[[ RAW DATA, beginning ]]

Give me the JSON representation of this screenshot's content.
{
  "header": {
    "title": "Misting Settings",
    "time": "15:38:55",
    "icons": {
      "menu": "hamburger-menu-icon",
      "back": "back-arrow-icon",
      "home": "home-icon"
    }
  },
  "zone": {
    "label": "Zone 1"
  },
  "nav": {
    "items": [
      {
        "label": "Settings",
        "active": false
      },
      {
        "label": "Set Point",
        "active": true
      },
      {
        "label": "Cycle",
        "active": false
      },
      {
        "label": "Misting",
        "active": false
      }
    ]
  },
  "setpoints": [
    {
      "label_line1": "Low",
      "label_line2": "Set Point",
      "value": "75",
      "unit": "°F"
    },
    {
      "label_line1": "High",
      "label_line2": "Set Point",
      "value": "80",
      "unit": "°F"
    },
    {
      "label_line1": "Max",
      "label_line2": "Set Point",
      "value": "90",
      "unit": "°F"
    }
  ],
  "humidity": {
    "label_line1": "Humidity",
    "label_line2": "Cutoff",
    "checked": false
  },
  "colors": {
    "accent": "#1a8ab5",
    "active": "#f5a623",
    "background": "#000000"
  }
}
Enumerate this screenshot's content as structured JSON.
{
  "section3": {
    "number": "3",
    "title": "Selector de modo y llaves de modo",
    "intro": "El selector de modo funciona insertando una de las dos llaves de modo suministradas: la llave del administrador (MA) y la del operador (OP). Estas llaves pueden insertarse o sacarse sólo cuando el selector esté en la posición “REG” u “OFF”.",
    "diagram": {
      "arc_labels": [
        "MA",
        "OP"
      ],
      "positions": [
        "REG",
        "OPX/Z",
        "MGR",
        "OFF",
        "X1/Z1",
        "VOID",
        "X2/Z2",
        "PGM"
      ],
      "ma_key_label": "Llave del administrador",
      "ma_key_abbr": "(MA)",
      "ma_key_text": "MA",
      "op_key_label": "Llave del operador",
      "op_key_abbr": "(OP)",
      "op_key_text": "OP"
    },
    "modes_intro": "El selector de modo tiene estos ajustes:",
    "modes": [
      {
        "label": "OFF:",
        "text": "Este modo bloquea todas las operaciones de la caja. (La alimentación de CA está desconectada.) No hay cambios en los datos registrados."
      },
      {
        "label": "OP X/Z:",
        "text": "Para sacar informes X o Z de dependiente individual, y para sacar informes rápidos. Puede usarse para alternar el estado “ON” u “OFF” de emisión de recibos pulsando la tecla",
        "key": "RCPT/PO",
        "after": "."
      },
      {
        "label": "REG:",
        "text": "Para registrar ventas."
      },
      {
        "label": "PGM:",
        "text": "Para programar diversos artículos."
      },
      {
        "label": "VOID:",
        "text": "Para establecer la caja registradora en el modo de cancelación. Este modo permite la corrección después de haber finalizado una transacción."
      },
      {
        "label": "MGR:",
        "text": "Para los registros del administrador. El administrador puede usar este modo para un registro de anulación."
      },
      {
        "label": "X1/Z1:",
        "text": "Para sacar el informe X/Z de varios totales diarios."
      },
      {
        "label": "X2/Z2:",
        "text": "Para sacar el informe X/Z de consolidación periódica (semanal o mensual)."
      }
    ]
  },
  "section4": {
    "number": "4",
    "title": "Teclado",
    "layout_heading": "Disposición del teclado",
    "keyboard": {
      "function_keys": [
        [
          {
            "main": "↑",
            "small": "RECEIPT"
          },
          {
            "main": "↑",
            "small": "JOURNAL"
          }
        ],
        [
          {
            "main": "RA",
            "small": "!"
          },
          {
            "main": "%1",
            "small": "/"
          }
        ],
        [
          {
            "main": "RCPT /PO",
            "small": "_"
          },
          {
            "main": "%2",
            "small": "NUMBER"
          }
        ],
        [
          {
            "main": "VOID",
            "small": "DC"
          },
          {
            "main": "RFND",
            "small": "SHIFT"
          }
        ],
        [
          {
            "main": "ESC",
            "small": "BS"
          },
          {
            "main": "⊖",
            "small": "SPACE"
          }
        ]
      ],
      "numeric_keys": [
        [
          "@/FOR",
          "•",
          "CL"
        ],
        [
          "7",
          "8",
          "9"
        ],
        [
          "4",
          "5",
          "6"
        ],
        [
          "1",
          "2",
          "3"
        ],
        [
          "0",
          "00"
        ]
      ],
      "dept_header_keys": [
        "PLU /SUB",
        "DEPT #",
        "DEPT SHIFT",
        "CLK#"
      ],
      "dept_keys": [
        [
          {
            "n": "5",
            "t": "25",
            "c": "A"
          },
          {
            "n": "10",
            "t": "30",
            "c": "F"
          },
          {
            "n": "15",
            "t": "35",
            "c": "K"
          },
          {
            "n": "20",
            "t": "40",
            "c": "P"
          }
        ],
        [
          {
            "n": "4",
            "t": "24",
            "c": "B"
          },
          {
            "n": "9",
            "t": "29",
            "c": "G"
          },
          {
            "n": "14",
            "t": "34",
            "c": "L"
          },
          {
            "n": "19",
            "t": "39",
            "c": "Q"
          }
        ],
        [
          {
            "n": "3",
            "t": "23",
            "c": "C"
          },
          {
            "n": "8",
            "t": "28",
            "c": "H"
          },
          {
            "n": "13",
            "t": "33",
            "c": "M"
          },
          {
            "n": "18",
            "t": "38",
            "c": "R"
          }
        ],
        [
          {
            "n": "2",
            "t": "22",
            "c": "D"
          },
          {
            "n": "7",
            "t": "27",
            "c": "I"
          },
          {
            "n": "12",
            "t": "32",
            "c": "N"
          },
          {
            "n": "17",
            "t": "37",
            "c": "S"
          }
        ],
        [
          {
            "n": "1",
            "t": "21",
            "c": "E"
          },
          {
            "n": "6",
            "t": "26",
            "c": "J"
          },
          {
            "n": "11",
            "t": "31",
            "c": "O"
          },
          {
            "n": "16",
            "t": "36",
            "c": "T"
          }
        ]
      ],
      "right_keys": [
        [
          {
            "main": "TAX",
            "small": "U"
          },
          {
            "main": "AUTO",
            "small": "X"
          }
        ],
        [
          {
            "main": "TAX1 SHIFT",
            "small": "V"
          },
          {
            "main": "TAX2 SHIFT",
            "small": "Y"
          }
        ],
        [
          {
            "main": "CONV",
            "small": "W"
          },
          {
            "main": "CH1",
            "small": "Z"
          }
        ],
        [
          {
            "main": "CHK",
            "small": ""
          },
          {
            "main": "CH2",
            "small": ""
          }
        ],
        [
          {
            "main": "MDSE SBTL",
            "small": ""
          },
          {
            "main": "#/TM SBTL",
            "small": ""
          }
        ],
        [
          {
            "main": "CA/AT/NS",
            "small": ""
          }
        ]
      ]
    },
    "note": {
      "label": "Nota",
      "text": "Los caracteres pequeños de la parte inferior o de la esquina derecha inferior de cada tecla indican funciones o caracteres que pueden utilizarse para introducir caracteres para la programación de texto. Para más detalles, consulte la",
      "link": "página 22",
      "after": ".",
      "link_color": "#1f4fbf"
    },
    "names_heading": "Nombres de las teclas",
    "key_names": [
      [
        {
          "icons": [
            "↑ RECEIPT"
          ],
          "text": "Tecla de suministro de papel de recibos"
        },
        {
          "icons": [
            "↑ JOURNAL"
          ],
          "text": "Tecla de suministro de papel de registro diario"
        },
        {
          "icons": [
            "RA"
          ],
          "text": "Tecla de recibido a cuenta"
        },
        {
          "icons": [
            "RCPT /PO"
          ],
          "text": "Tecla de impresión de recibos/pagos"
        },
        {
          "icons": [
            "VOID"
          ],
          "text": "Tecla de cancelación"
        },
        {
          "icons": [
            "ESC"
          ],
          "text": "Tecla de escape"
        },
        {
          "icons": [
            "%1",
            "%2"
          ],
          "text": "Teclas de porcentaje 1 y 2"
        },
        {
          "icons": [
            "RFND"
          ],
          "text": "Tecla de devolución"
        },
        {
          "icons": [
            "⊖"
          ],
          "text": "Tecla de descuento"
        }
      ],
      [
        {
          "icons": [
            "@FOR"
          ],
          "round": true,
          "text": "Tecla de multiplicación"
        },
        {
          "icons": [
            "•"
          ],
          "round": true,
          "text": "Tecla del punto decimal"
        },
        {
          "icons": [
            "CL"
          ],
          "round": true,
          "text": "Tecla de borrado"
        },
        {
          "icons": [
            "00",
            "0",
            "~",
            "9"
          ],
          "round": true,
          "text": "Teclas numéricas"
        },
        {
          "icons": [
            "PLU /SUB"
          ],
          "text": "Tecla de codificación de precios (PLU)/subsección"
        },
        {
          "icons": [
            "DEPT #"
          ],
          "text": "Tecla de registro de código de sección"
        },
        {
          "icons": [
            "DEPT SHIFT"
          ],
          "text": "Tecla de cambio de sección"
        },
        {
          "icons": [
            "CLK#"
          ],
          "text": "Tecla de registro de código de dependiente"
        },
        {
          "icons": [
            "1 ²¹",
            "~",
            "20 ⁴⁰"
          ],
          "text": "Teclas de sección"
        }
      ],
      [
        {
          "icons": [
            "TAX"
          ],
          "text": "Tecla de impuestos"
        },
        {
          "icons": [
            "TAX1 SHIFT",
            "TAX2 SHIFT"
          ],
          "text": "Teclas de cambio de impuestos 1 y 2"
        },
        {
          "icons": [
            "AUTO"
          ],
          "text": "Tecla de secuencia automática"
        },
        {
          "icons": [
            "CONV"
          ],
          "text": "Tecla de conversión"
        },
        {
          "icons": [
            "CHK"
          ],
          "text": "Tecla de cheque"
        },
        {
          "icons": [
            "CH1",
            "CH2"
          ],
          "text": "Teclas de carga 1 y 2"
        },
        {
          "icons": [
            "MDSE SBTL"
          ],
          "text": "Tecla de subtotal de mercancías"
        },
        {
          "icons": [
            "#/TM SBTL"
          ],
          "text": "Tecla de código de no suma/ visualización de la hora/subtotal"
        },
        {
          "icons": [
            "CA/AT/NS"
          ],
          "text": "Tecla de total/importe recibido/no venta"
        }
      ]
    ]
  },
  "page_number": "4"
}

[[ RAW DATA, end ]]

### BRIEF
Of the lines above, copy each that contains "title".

### WRITTEN RESPONSE
    "title": "Misting Settings",
    "title": "Selector de modo y llaves de modo",
    "title": "Teclado",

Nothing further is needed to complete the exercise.